* _WHAT YOU NEED TO DO_: For each line below that holds "February", return the line as it stands.

[Stored records]
====

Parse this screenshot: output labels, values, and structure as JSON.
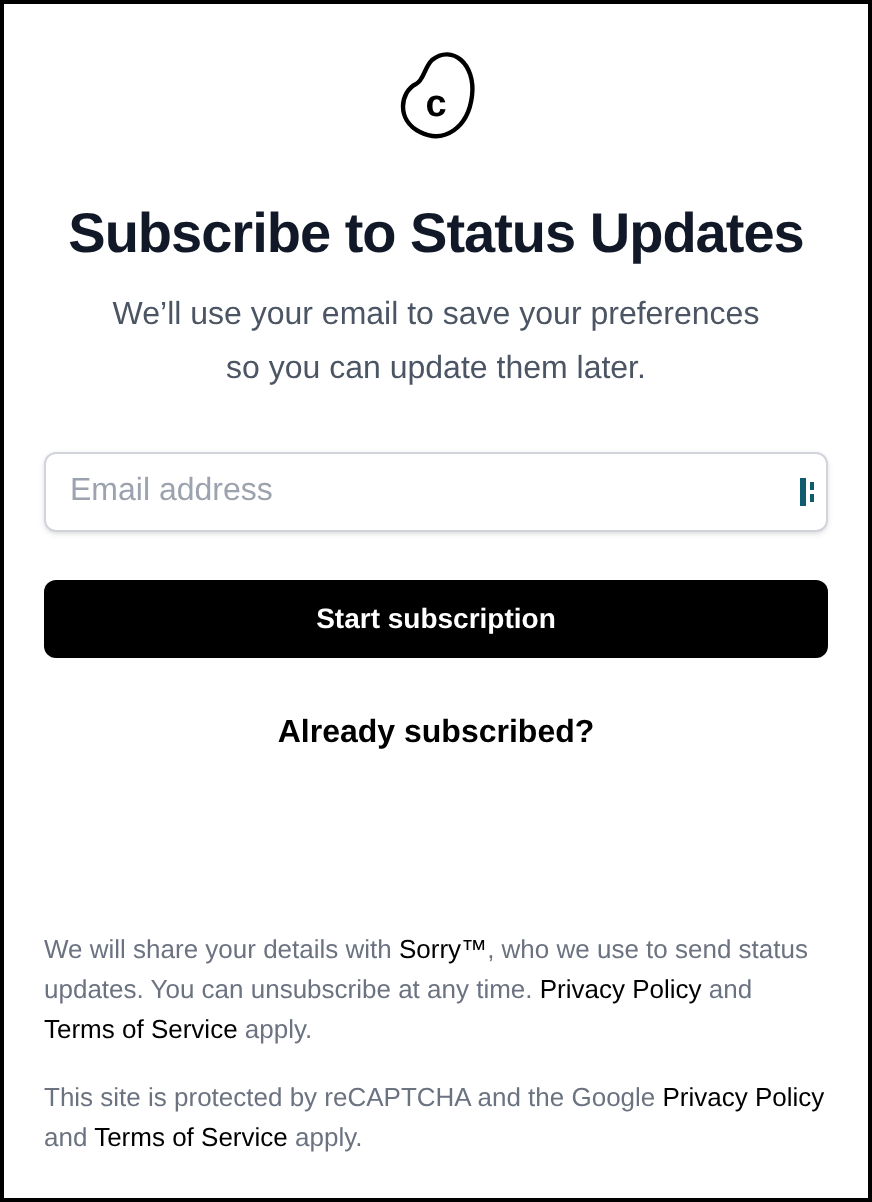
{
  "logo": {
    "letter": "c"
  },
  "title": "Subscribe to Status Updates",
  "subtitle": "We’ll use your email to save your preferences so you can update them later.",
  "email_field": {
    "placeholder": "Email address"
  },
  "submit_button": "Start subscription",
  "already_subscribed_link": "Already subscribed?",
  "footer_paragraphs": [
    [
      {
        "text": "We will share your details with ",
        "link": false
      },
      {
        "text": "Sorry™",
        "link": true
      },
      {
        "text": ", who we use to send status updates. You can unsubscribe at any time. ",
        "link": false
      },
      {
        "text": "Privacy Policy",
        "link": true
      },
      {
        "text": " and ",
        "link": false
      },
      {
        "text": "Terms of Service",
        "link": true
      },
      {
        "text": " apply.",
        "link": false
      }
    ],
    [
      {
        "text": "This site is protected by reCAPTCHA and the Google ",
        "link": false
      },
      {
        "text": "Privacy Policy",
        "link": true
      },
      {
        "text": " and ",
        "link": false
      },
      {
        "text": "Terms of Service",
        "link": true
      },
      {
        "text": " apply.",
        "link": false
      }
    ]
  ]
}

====

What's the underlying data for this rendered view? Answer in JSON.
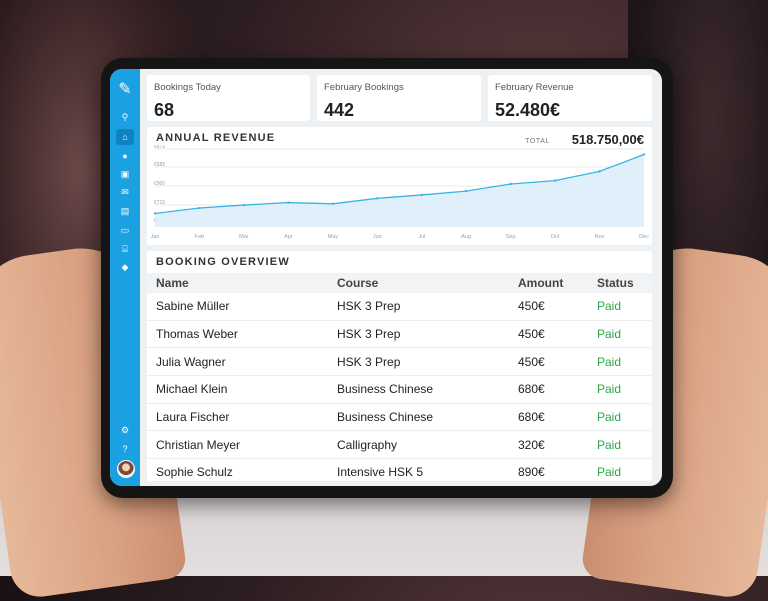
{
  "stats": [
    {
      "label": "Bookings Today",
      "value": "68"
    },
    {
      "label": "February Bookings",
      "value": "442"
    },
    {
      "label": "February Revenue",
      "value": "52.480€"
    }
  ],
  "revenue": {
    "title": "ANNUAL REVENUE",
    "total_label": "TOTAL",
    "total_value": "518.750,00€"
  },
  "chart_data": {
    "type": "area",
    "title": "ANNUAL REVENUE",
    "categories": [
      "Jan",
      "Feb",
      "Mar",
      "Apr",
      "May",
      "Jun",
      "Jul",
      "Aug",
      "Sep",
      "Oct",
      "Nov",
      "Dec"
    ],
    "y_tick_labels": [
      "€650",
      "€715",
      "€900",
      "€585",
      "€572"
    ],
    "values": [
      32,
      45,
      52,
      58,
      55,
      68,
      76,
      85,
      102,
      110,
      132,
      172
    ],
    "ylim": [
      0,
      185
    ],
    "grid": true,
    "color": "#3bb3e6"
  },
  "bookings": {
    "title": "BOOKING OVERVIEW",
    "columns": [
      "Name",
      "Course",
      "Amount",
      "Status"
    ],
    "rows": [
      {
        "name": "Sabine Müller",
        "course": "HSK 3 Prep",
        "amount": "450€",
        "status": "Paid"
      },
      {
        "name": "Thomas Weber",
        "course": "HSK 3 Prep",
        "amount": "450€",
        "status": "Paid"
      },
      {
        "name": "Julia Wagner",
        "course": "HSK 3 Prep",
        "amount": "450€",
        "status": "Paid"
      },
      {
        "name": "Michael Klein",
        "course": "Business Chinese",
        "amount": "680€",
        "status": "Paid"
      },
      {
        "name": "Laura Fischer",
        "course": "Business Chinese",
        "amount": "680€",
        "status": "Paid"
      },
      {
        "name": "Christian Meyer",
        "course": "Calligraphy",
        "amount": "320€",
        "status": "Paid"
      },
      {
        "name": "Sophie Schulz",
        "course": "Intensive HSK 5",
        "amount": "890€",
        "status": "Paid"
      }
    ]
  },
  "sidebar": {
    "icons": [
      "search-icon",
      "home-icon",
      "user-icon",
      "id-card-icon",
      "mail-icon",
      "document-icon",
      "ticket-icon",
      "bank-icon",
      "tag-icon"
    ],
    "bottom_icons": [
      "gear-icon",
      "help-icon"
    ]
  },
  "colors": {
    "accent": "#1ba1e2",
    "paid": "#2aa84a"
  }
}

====

* _TASK SOLUTION_:
      "label": "February Bookings",
      "label": "February Revenue",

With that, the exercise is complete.